• Problem statement: Some lines below hold "code". Pick them out and copy them.

• Entries supplied:
================

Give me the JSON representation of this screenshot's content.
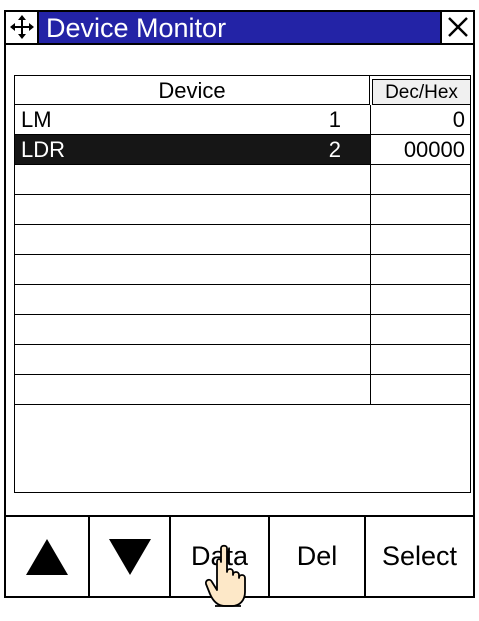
{
  "window": {
    "title": "Device Monitor",
    "title_bar_color": "#2323a6"
  },
  "icons": {
    "move": "move-arrows-icon",
    "close": "close-x-icon",
    "up": "triangle-up-icon",
    "down": "triangle-down-icon",
    "pointer": "hand-pointer-icon"
  },
  "table": {
    "columns": [
      "Device",
      "Dec/Hex"
    ],
    "rows": [
      {
        "name": "LM",
        "number": "1",
        "value": "0",
        "selected": false
      },
      {
        "name": "LDR",
        "number": "2",
        "value": "00000",
        "selected": true
      },
      {
        "name": "",
        "number": "",
        "value": ""
      },
      {
        "name": "",
        "number": "",
        "value": ""
      },
      {
        "name": "",
        "number": "",
        "value": ""
      },
      {
        "name": "",
        "number": "",
        "value": ""
      },
      {
        "name": "",
        "number": "",
        "value": ""
      },
      {
        "name": "",
        "number": "",
        "value": ""
      },
      {
        "name": "",
        "number": "",
        "value": ""
      },
      {
        "name": "",
        "number": "",
        "value": ""
      }
    ]
  },
  "buttons": {
    "data": "Data",
    "del": "Del",
    "select": "Select"
  }
}
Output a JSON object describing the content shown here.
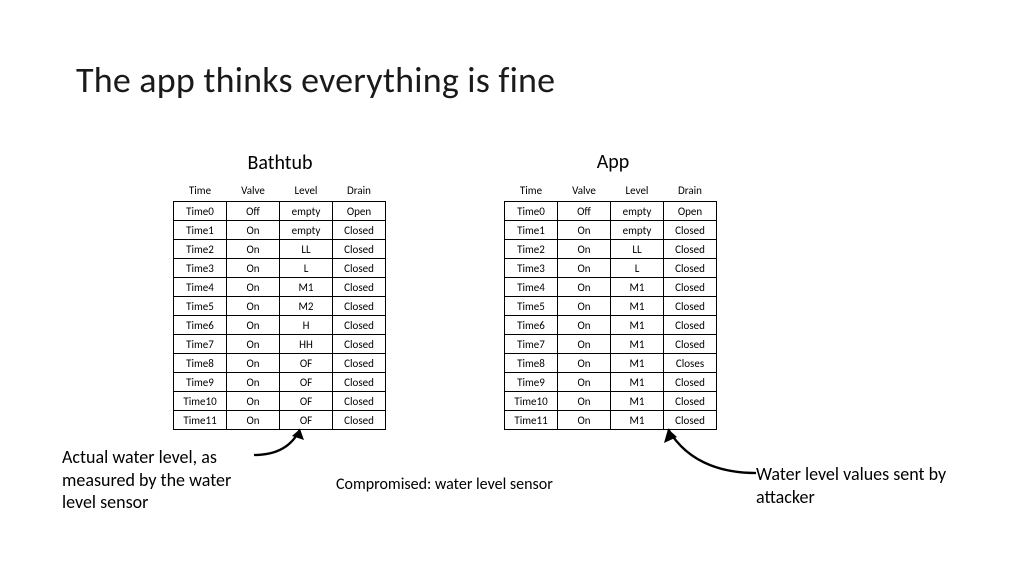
{
  "title": "The app thinks everything is fine",
  "subhead_bathtub": "Bathtub",
  "subhead_app": "App",
  "columns": [
    "Time",
    "Valve",
    "Level",
    "Drain"
  ],
  "bathtub_rows": [
    [
      "Time0",
      "Off",
      "empty",
      "Open"
    ],
    [
      "Time1",
      "On",
      "empty",
      "Closed"
    ],
    [
      "Time2",
      "On",
      "LL",
      "Closed"
    ],
    [
      "Time3",
      "On",
      "L",
      "Closed"
    ],
    [
      "Time4",
      "On",
      "M1",
      "Closed"
    ],
    [
      "Time5",
      "On",
      "M2",
      "Closed"
    ],
    [
      "Time6",
      "On",
      "H",
      "Closed"
    ],
    [
      "Time7",
      "On",
      "HH",
      "Closed"
    ],
    [
      "Time8",
      "On",
      "OF",
      "Closed"
    ],
    [
      "Time9",
      "On",
      "OF",
      "Closed"
    ],
    [
      "Time10",
      "On",
      "OF",
      "Closed"
    ],
    [
      "Time11",
      "On",
      "OF",
      "Closed"
    ]
  ],
  "app_rows": [
    [
      "Time0",
      "Off",
      "empty",
      "Open"
    ],
    [
      "Time1",
      "On",
      "empty",
      "Closed"
    ],
    [
      "Time2",
      "On",
      "LL",
      "Closed"
    ],
    [
      "Time3",
      "On",
      "L",
      "Closed"
    ],
    [
      "Time4",
      "On",
      "M1",
      "Closed"
    ],
    [
      "Time5",
      "On",
      "M1",
      "Closed"
    ],
    [
      "Time6",
      "On",
      "M1",
      "Closed"
    ],
    [
      "Time7",
      "On",
      "M1",
      "Closed"
    ],
    [
      "Time8",
      "On",
      "M1",
      "Closes"
    ],
    [
      "Time9",
      "On",
      "M1",
      "Closed"
    ],
    [
      "Time10",
      "On",
      "M1",
      "Closed"
    ],
    [
      "Time11",
      "On",
      "M1",
      "Closed"
    ]
  ],
  "caption_left": "Actual water level, as measured by the water level sensor",
  "caption_mid": "Compromised: water level sensor",
  "caption_right": "Water level values sent by attacker"
}
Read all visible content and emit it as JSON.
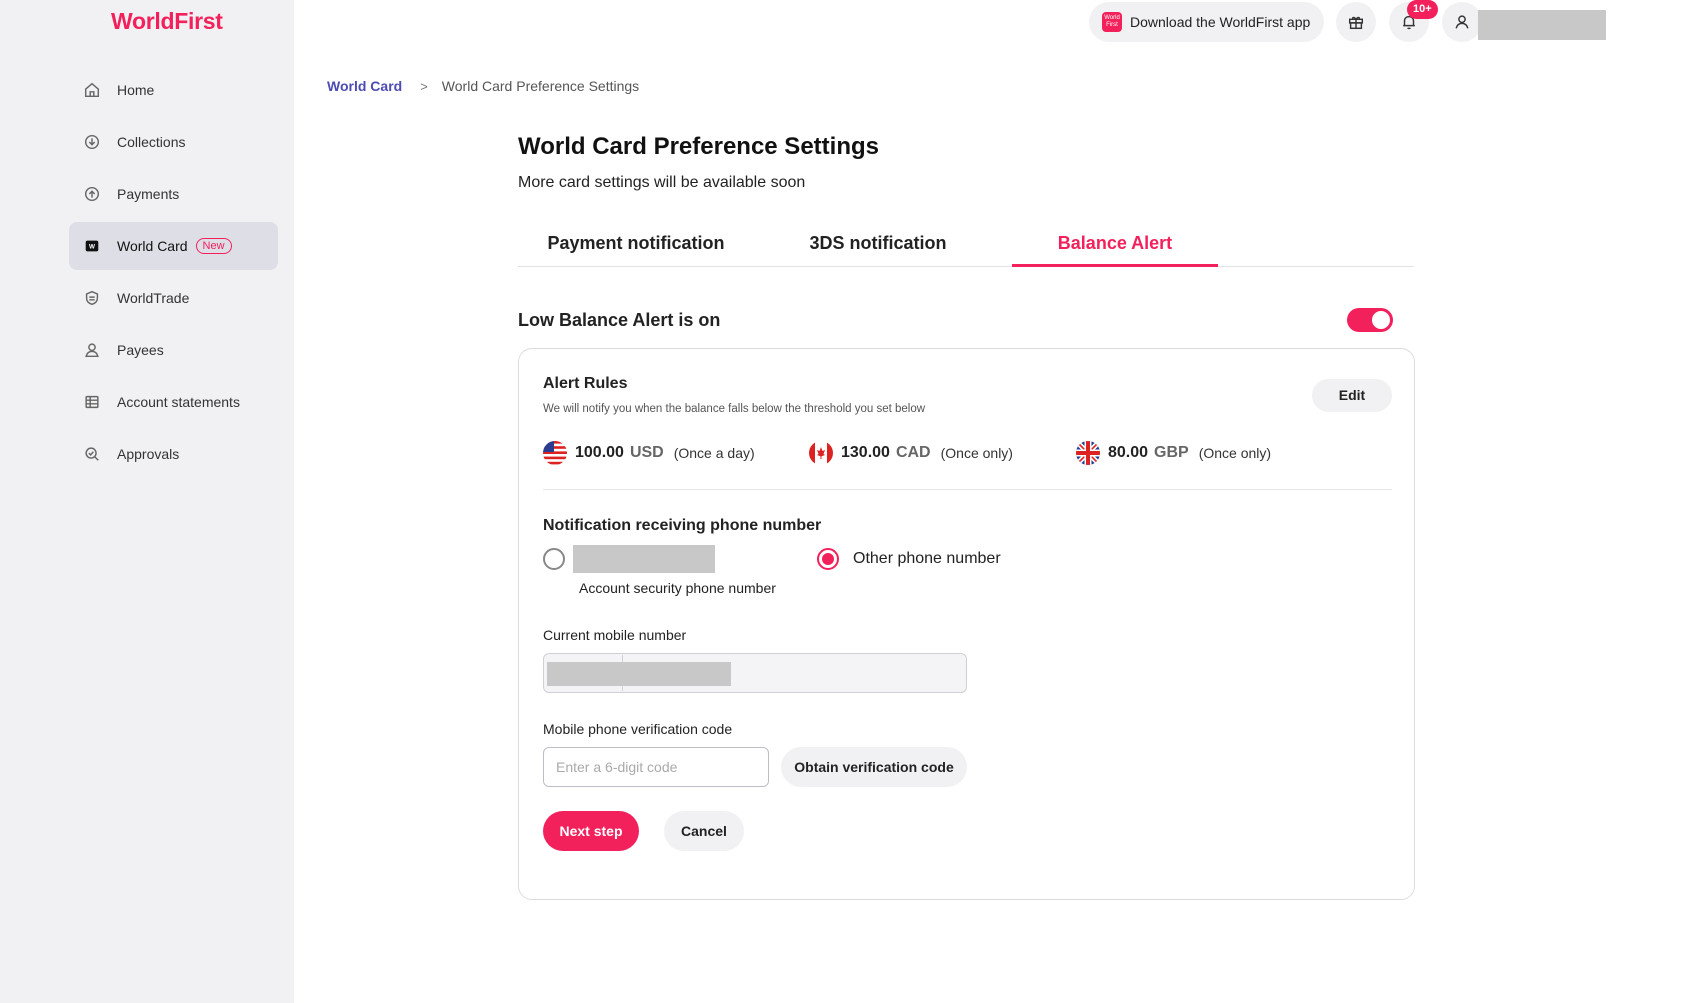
{
  "brand": {
    "logo_text": "WorldFirst",
    "accent": "#f2215b"
  },
  "sidebar": {
    "items": [
      {
        "label": "Home",
        "icon": "home-icon"
      },
      {
        "label": "Collections",
        "icon": "collections-icon"
      },
      {
        "label": "Payments",
        "icon": "payments-icon"
      },
      {
        "label": "World Card",
        "icon": "world-card-icon",
        "badge": "New",
        "active": true
      },
      {
        "label": "WorldTrade",
        "icon": "worldtrade-shield-icon"
      },
      {
        "label": "Payees",
        "icon": "payees-person-icon"
      },
      {
        "label": "Account statements",
        "icon": "statements-icon"
      },
      {
        "label": "Approvals",
        "icon": "approvals-icon"
      }
    ]
  },
  "topbar": {
    "download_app_label": "Download the WorldFirst app",
    "download_app_icon_text": "World First",
    "notification_count": "10+"
  },
  "breadcrumb": {
    "parent": "World Card",
    "separator": ">",
    "current": "World Card Preference Settings"
  },
  "page": {
    "title": "World Card Preference Settings",
    "subtitle": "More card settings will be available soon"
  },
  "tabs": [
    {
      "label": "Payment notification",
      "active": false
    },
    {
      "label": "3DS notification",
      "active": false
    },
    {
      "label": "Balance Alert",
      "active": true
    }
  ],
  "low_balance": {
    "label": "Low Balance Alert is on",
    "enabled": true
  },
  "alert_rules": {
    "title": "Alert Rules",
    "description": "We will notify you when the balance falls below the threshold you set below",
    "edit_label": "Edit",
    "items": [
      {
        "amount": "100.00",
        "currency": "USD",
        "frequency": "(Once a day)",
        "flag": "us-flag-icon"
      },
      {
        "amount": "130.00",
        "currency": "CAD",
        "frequency": "(Once only)",
        "flag": "ca-flag-icon"
      },
      {
        "amount": "80.00",
        "currency": "GBP",
        "frequency": "(Once only)",
        "flag": "gb-flag-icon"
      }
    ]
  },
  "phone": {
    "title": "Notification receiving phone number",
    "account_security_label": "Account security phone number",
    "other_label": "Other phone number",
    "selected": "other"
  },
  "current_mobile": {
    "label": "Current mobile number"
  },
  "verification": {
    "label": "Mobile phone verification code",
    "placeholder": "Enter a 6-digit code",
    "obtain_label": "Obtain verification code"
  },
  "actions": {
    "next_label": "Next step",
    "cancel_label": "Cancel"
  }
}
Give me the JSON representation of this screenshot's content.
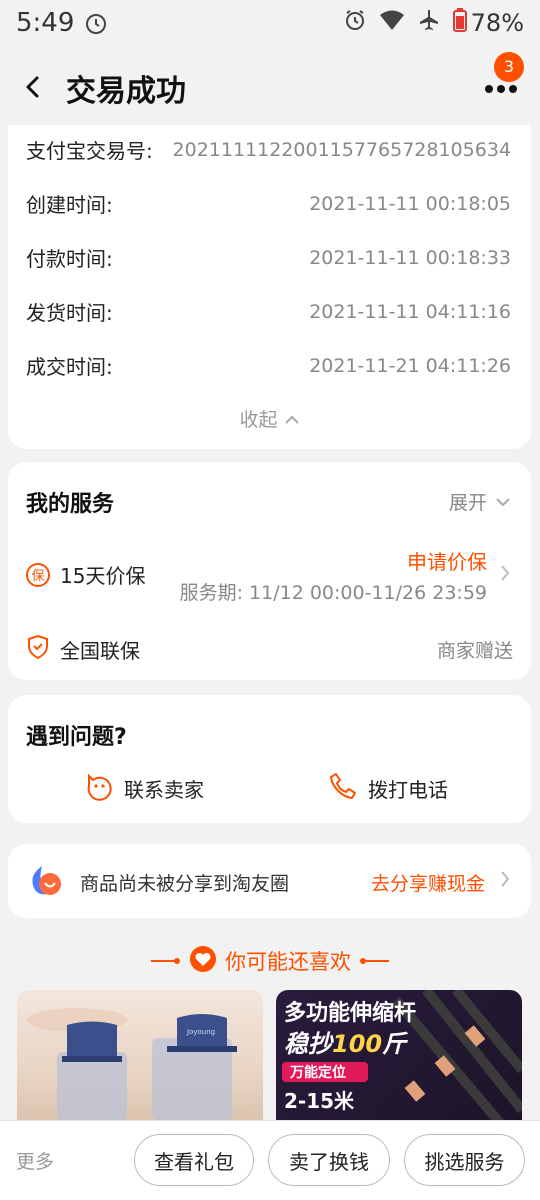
{
  "status_bar": {
    "time": "5:49",
    "battery": "78%"
  },
  "header": {
    "title": "交易成功",
    "badge_count": "3"
  },
  "info": {
    "rows": [
      {
        "label": "支付宝交易号:",
        "value": "2021111122001157765728105634"
      },
      {
        "label": "创建时间:",
        "value": "2021-11-11 00:18:05"
      },
      {
        "label": "付款时间:",
        "value": "2021-11-11 00:18:33"
      },
      {
        "label": "发货时间:",
        "value": "2021-11-11 04:11:16"
      },
      {
        "label": "成交时间:",
        "value": "2021-11-21 04:11:26"
      }
    ],
    "collapse_label": "收起"
  },
  "service": {
    "title": "我的服务",
    "expand_label": "展开",
    "price_protect": {
      "icon_text": "保",
      "label": "15天价保",
      "action": "申请价保",
      "period": "服务期: 11/12 00:00-11/26 23:59"
    },
    "national": {
      "label": "全国联保",
      "note": "商家赠送"
    }
  },
  "problem": {
    "title": "遇到问题?",
    "contact_seller": "联系卖家",
    "call_phone": "拨打电话"
  },
  "share": {
    "text": "商品尚未被分享到淘友圈",
    "action": "去分享赚现金"
  },
  "recommend": {
    "title": "你可能还喜欢"
  },
  "products": [
    {
      "brand": "Joyoung"
    },
    {
      "line1": "多功能伸缩杆",
      "line2_pre": "稳抄",
      "line2_num": "100",
      "line2_post": "斤",
      "tag": "万能定位",
      "range": "2-15米"
    }
  ],
  "bottom": {
    "more": "更多",
    "buttons": [
      "查看礼包",
      "卖了换钱",
      "挑选服务"
    ]
  },
  "colors": {
    "accent": "#ff5000"
  }
}
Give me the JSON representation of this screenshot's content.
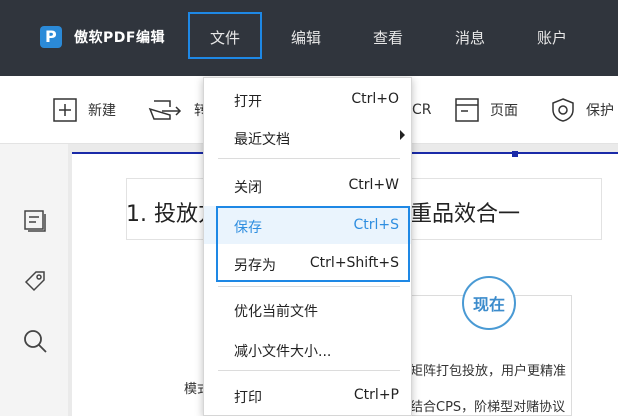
{
  "app": {
    "name": "傲软PDF编辑"
  },
  "menubar": {
    "items": [
      "文件",
      "编辑",
      "查看",
      "消息",
      "账户"
    ]
  },
  "toolbar": {
    "new_label": "新建",
    "convert_label": "转",
    "ocr_label": "CR",
    "page_label": "页面",
    "protect_label": "保护"
  },
  "document": {
    "title_left": "1. 投放方",
    "title_right": "重品效合一",
    "stamp_text": "现在",
    "lines": [
      "矩阵打包投放，用户更精准",
      "结合CPS，阶梯型对赌协议",
      "模式"
    ]
  },
  "file_menu": {
    "items": [
      {
        "label": "打开",
        "shortcut": "Ctrl+O"
      },
      {
        "label": "最近文档",
        "shortcut": ""
      },
      {
        "label": "关闭",
        "shortcut": "Ctrl+W"
      },
      {
        "label": "保存",
        "shortcut": "Ctrl+S"
      },
      {
        "label": "另存为",
        "shortcut": "Ctrl+Shift+S"
      },
      {
        "label": "优化当前文件",
        "shortcut": ""
      },
      {
        "label": "减小文件大小...",
        "shortcut": ""
      },
      {
        "label": "打印",
        "shortcut": "Ctrl+P"
      }
    ]
  },
  "colors": {
    "topbar": "#30353d",
    "accent": "#1e88e5",
    "save_text": "#2f8ee0"
  }
}
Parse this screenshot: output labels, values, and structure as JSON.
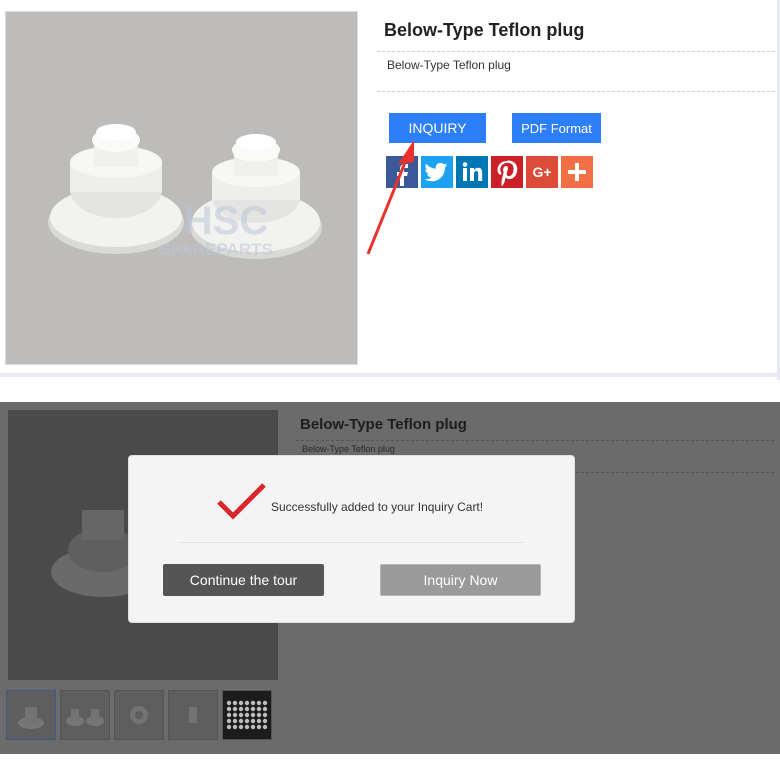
{
  "product": {
    "title": "Below-Type Teflon plug",
    "subtitle": "Below-Type Teflon plug"
  },
  "actions": {
    "inquiry_label": "INQUIRY",
    "pdf_label": "PDF Format"
  },
  "watermark": {
    "line1": "HSC",
    "line2": "SPAREPARTS"
  },
  "social": [
    {
      "name": "facebook-icon",
      "glyph": "f",
      "color": "#3b5998"
    },
    {
      "name": "twitter-icon",
      "glyph": "t",
      "color": "#1da1f2"
    },
    {
      "name": "linkedin-icon",
      "glyph": "in",
      "color": "#0077b5"
    },
    {
      "name": "pinterest-icon",
      "glyph": "P",
      "color": "#cb2027"
    },
    {
      "name": "google-plus-icon",
      "glyph": "G+",
      "color": "#dd4b39"
    },
    {
      "name": "share-more-icon",
      "glyph": "+",
      "color": "#f36f45"
    }
  ],
  "modal": {
    "message": "Successfully added to your Inquiry Cart!",
    "continue_label": "Continue the tour",
    "inquiry_now_label": "Inquiry Now"
  },
  "thumbnails": [
    {
      "name": "thumb-1",
      "active": true
    },
    {
      "name": "thumb-2",
      "active": false
    },
    {
      "name": "thumb-3",
      "active": false
    },
    {
      "name": "thumb-4",
      "active": false
    },
    {
      "name": "thumb-5",
      "active": false
    }
  ],
  "colors": {
    "accent": "#2d7ff9",
    "check": "#d8262f",
    "continue_btn": "#555555",
    "inquiry_now_btn": "#9a9a9a"
  }
}
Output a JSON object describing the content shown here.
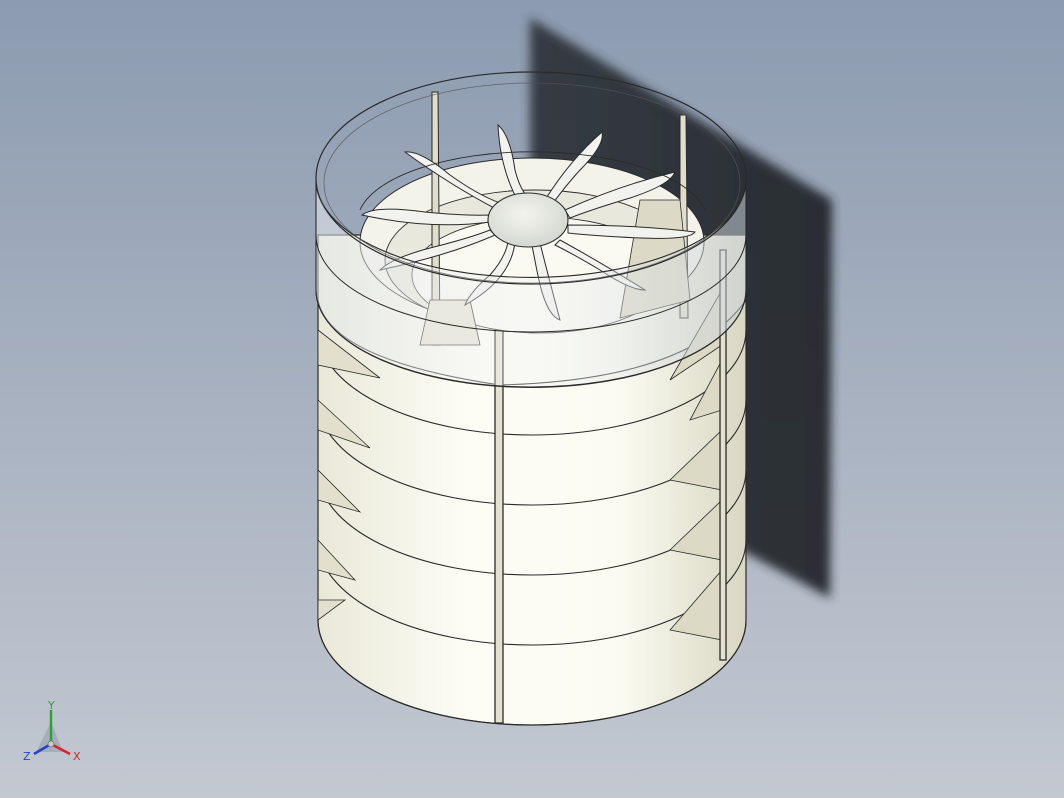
{
  "viewport": {
    "background_top": "#8c9bb0",
    "background_bottom": "#c3c8d1"
  },
  "model": {
    "body_color": "#f6f6ee",
    "shade_color": "#dedcc8",
    "glass_color": "#d6dee6",
    "edge_color": "#2a2a2a",
    "shadow_color": "#2a2f35"
  },
  "triad": {
    "x_label": "X",
    "y_label": "Y",
    "z_label": "Z",
    "x_color": "#d0282c",
    "y_color": "#2ea13a",
    "z_color": "#2244cc"
  }
}
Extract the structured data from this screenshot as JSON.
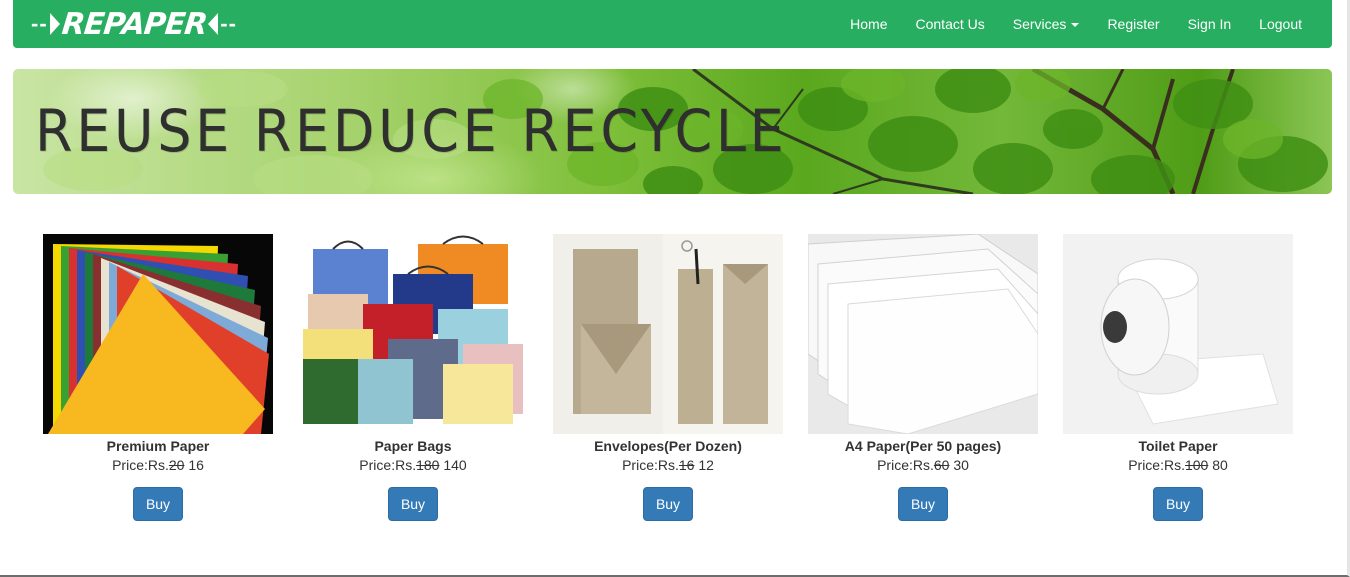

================

• Answer space:
    "label": "Mobile phone verification code",
    "placeholder": "Enter a 6-digit code",
    "obtain_label": "Obtain verification code"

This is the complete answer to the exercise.